(Beginning of EXERCISE MATERIAL)
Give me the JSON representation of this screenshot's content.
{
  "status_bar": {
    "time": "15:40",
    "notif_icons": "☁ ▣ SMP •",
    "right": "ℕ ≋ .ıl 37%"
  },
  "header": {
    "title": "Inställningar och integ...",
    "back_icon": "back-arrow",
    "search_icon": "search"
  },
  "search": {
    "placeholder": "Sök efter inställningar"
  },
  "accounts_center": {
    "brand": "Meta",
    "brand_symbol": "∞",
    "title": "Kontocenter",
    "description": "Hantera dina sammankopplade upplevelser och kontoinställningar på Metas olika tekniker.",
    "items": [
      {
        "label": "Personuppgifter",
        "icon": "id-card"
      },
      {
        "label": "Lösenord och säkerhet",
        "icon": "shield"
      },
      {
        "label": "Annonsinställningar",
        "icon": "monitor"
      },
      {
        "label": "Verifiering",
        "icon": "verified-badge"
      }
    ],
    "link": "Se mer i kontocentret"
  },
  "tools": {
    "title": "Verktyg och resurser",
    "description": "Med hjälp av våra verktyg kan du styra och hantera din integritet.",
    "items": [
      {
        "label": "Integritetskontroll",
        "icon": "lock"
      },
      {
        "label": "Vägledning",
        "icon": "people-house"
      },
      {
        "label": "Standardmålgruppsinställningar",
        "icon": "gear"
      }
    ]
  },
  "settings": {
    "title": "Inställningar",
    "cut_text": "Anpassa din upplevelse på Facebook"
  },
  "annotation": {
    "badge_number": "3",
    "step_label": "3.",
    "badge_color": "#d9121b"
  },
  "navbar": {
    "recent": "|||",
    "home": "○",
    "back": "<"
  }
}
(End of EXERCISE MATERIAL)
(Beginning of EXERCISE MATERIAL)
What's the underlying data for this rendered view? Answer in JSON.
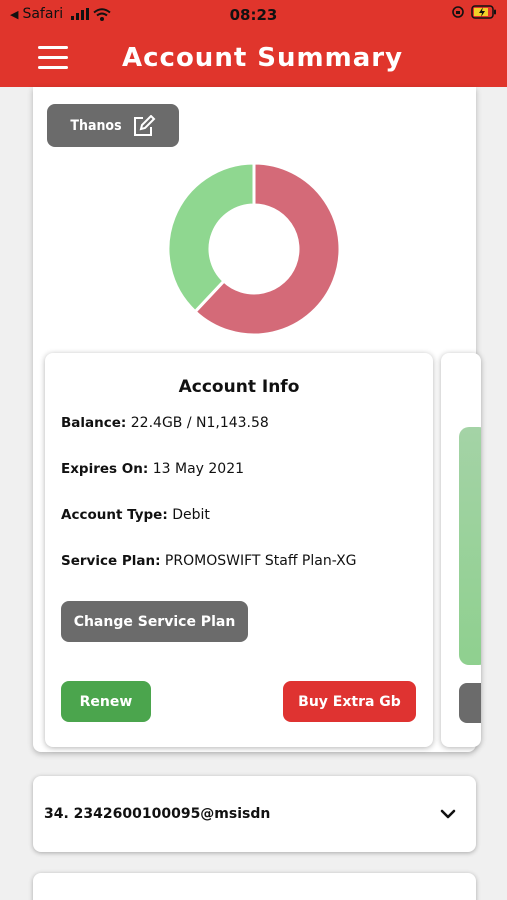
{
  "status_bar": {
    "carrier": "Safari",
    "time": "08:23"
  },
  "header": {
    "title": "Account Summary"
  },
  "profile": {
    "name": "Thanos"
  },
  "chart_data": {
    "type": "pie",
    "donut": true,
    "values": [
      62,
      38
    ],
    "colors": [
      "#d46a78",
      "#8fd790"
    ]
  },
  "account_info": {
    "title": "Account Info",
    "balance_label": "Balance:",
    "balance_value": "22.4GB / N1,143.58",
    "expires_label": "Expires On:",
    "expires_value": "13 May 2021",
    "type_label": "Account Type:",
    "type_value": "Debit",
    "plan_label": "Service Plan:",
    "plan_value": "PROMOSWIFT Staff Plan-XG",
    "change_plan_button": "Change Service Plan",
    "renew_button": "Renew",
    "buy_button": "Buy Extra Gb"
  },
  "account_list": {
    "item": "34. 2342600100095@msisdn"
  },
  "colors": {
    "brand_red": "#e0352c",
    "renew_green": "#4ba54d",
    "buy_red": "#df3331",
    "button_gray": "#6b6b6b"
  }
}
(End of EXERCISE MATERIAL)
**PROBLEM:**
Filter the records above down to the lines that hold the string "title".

**RESPONSE BOX:**
    "title": "Inställningar och integ...",
    "title": "Kontocenter",
    "title": "Verktyg och resurser",
    "title": "Inställningar",
    "title": "Account Summary"
    "title": "Account Info",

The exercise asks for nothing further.